Overlooked in the theological and ecclesiastical discussion is the pressing issue of the feminization of the Church of England that is seeing a decreased attendance of men to local parishes.

Roland Morant, writing for VOL noted that Peter Brierley found that attendance at church in 1980 was 57% for women and 43% for men. In the year 2000 the figures were 60% for women and 40% for men; while in 2010 attendance for women was 63% and 37% for men. Thus although there was a net loss of men and women from churches in the ten year period 2000 to 2010, the proportion of women still attending (albeit in an overall shrinking group) appeared to be steadily rising.

Of course, all the whining and crying on Rowan's shoulder begs the deeper question: If this event was bathed in so much prayer prior to the vote, then clearly God's will was done with the outcome, and people should be rejoicing. Apparently not.

When it comes to women's ordination, leaders both in and beyond the Church of England have continually stressed the need for discernment. Perhaps they should discern what is immediately in front of them, and attend to the continued words of admonition and warning that have been given them by other Christian churches like the Roman Catholic and Orthodox churches which steadfastly refuse to ordain women to the priesthood. They also might want to "discern" why 59 million Brits out of 60 million don't darken the doors of their local parishes.

Women priests (and bishops) don't make churches grow, men will continue to drop out of churches and inclusivity and diversity will only drive people away if there is no significant differential message change from the prevailing culture. Will the issue come around again? For sure it will. And will women finally become bishops? Absolutely. Both the next Archbishop of Canterbury and the Archbishop of York want it and the House of Laity will be vetted to make sure evangelicals do not override the liberal mindset next time. But don't expect God to smile. By then the ratio of men to women in church will be 80% to 20% so women priests and women bishops can talk and preach to themselves about God knows what. It will be the Vicar of Dibley times ten.

This week the Church of England got a wakeup call. The people prayed, the Holy Spirit heard and heeded those prayers . If the Lord God can open the mouth of an ass, and talk to Balaam (Num. 22:28)He can certainly hear and answer the prayers of the lowly laity.

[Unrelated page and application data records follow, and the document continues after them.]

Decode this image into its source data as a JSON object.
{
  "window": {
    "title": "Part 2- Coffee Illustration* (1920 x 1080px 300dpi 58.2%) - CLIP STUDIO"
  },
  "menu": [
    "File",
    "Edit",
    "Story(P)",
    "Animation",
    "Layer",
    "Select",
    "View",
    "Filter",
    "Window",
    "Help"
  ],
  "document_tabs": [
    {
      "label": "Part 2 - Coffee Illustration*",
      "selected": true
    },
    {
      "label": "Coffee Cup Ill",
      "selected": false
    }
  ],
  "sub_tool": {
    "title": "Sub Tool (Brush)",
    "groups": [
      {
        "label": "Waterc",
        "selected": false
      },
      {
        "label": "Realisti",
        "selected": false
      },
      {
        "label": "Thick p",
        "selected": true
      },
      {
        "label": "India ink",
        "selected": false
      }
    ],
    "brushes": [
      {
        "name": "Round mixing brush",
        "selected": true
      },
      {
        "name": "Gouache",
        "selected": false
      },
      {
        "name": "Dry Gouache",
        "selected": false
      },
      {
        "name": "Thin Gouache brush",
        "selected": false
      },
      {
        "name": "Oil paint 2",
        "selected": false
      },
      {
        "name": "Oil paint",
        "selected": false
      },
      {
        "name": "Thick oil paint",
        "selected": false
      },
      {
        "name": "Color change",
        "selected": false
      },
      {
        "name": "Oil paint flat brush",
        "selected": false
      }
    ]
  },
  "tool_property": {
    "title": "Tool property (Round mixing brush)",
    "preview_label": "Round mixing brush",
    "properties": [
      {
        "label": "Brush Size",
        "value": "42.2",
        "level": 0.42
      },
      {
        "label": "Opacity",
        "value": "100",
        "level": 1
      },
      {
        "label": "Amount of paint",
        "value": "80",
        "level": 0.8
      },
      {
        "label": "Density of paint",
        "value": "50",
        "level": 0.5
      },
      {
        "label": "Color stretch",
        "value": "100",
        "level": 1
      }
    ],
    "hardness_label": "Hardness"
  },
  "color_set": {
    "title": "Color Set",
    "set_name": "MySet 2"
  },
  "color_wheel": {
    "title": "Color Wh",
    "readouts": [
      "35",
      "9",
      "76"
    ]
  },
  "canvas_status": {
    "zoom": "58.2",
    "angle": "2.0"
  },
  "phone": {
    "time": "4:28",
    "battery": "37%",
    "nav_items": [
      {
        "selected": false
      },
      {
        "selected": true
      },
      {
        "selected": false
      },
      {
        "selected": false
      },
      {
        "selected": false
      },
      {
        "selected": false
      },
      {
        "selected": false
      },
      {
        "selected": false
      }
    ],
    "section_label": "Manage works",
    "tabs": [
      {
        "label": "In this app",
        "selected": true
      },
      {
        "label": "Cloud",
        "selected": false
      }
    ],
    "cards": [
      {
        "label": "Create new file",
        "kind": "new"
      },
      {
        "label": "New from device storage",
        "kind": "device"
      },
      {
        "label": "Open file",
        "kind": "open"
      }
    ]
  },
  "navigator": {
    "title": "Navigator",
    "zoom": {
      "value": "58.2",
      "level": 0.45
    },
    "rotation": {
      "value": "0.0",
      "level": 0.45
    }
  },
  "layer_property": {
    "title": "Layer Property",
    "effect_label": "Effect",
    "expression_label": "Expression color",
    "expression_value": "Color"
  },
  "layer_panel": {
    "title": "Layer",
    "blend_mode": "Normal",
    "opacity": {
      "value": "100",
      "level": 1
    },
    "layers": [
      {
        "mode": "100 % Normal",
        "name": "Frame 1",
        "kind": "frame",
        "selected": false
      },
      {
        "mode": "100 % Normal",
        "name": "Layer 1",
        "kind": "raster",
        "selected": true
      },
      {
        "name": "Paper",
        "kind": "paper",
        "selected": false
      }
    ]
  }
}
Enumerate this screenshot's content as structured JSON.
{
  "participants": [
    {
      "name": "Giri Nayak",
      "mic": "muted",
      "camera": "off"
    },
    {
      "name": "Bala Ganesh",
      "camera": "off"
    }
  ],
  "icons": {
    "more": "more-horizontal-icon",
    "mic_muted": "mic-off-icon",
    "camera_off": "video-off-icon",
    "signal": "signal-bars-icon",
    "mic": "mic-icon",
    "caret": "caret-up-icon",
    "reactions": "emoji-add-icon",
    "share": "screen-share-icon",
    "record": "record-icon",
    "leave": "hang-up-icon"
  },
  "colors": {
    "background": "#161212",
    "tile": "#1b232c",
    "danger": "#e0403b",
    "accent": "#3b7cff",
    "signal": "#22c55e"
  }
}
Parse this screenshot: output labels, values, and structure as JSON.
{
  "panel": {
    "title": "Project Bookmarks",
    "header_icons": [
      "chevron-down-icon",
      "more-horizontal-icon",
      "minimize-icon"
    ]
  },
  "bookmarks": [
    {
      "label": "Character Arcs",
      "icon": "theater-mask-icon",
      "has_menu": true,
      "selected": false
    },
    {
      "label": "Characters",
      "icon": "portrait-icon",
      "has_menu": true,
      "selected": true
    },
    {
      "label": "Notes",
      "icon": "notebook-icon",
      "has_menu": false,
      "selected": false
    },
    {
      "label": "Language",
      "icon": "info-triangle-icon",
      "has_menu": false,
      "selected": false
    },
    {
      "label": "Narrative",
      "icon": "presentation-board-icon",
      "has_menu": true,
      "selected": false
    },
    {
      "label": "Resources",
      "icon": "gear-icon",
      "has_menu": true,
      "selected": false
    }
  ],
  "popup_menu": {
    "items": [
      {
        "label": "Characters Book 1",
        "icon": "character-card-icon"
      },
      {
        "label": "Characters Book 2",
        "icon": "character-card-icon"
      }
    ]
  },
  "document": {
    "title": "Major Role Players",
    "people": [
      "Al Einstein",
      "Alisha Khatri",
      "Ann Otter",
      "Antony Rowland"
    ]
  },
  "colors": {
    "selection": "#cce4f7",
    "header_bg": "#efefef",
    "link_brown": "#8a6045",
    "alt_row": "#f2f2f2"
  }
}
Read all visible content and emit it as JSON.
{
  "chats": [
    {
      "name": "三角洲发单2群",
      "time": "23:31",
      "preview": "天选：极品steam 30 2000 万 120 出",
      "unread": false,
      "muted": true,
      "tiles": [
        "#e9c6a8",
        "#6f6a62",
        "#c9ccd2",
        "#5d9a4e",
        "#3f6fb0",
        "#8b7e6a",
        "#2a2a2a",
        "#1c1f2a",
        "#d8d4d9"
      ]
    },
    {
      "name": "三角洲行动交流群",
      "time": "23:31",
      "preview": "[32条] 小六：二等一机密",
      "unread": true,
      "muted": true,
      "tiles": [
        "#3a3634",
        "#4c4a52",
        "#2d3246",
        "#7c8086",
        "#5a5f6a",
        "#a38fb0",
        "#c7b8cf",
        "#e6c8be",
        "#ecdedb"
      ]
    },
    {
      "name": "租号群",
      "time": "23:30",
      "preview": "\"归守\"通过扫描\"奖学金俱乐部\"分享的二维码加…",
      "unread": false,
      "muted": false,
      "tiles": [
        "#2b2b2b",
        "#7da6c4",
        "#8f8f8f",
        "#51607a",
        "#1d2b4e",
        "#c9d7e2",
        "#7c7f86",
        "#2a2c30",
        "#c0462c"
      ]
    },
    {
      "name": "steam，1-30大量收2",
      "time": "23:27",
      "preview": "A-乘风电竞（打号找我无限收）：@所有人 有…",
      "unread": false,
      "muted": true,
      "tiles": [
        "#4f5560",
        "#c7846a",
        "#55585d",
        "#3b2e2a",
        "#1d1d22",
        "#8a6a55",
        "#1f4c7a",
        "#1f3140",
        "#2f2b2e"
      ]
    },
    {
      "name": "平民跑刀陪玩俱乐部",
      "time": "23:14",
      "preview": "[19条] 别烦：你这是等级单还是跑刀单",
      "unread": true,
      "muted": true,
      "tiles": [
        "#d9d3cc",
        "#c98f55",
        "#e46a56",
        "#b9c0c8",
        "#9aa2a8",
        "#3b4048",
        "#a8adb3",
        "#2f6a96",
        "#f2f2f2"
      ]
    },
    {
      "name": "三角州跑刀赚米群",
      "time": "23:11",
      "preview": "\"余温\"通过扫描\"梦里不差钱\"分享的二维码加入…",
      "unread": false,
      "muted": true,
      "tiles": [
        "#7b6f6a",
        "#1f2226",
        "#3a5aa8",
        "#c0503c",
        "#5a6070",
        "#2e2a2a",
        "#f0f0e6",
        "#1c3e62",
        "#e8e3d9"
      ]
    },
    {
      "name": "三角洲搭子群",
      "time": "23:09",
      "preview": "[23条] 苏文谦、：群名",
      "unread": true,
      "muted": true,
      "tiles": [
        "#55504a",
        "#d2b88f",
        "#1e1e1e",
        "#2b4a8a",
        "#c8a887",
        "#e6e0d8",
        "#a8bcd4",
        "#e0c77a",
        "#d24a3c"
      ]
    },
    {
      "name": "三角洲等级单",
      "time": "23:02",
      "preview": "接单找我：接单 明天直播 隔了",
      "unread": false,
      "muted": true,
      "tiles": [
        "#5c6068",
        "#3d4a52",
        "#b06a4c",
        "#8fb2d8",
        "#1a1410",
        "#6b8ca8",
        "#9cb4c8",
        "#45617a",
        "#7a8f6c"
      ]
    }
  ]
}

Get the latest news and perspectives in the Anglican world.
comments powered by Disqus
Barnabas Fund

Land of a Thousand Hills Coffee

Drink Coffee

Do Good

Sustainable Ministry

Coffee, Community, Social Justice


Trinity School for Ministry
Go To Top